Posted: September 17, 2009
Rita Wong, author of Forage, will read on Thursday, September 24, at 1 pm in Lillooet Room 301 of the Irving K. Barber Learning Centre (1961 East Mall) at UBC Point Grey. To learn more about this event or the Robson Reading Series, please email firstname.lastname@example.org or call 604-822-6453.
Rita is the author of three books of poetry: sybil unrest (co-written wih Larissa Lai, Line Books 2008), Forage(Nightwood 2007), and monkeypuzzle (Press Gang 1998). In 1997, she received the Asian Canadian Writers Workshop Emerging Writer Award, followed by the Dorothy Livesay Prize in 2008. She lives in Miami and Vancouver and teaches Critical and Cultural Studies at the Emily Carr Institute.
Forage is a lament against a culture of mass consumerism inherited to today’s generation. Wong breaks ground with her stark honesty and refreshing rhythm, style and contemporary dialog.

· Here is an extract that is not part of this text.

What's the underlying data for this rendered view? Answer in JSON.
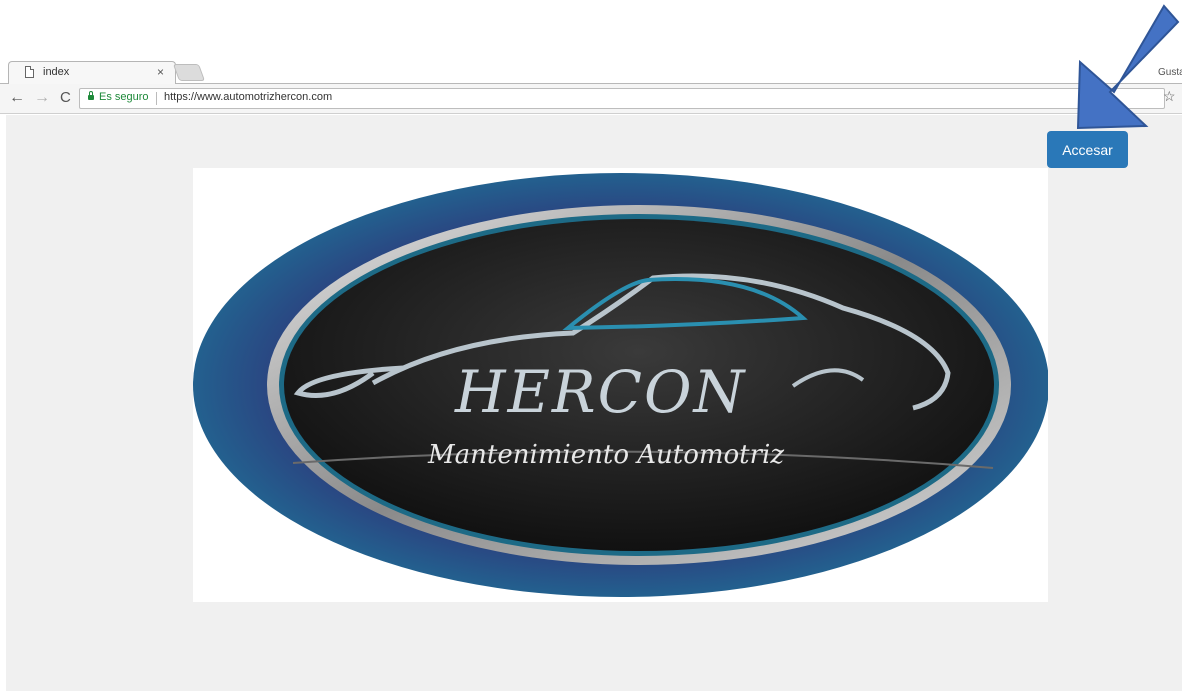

Hailed by Dionne Brand, winner of the Governor General’s Award for Poetry, as “trenchant, tender, urgent, fevered and wise," Brand goes on to say that “ …Wong’s forage is an ecoindictment; a harmolodic for the bruised planet.”
Like the title suggests, the poems in forage address the ravaging of the planet and humanity by abusive powers. Wong’s discourse situates itself on modern international political planes, but leaves space for humour, beauty and resilience to shine within this burning global landscape. forage confronts our current “value chain” in relation to such colossal topics as patriotism, environmental issues, race and gender roles, history, media, food, housing, addiction and the unsubstantiated accumulation of waste.
Wong intersperses the pages of forage with clever wordplay and frames her poems with evocative marginalia, Chinese characters and quotes from influential cultural icons. forage sings a song of “skeptical love in a body politic with revolt” through “the corridors of power noisy with mistakes” (stance). In the words of Shani Mootoo, “this little book of poems leads the literary wing of the 21st century’s people’s revolution” and is a vivid, fierce commentary on our international political landscapes and the injustices it breeds.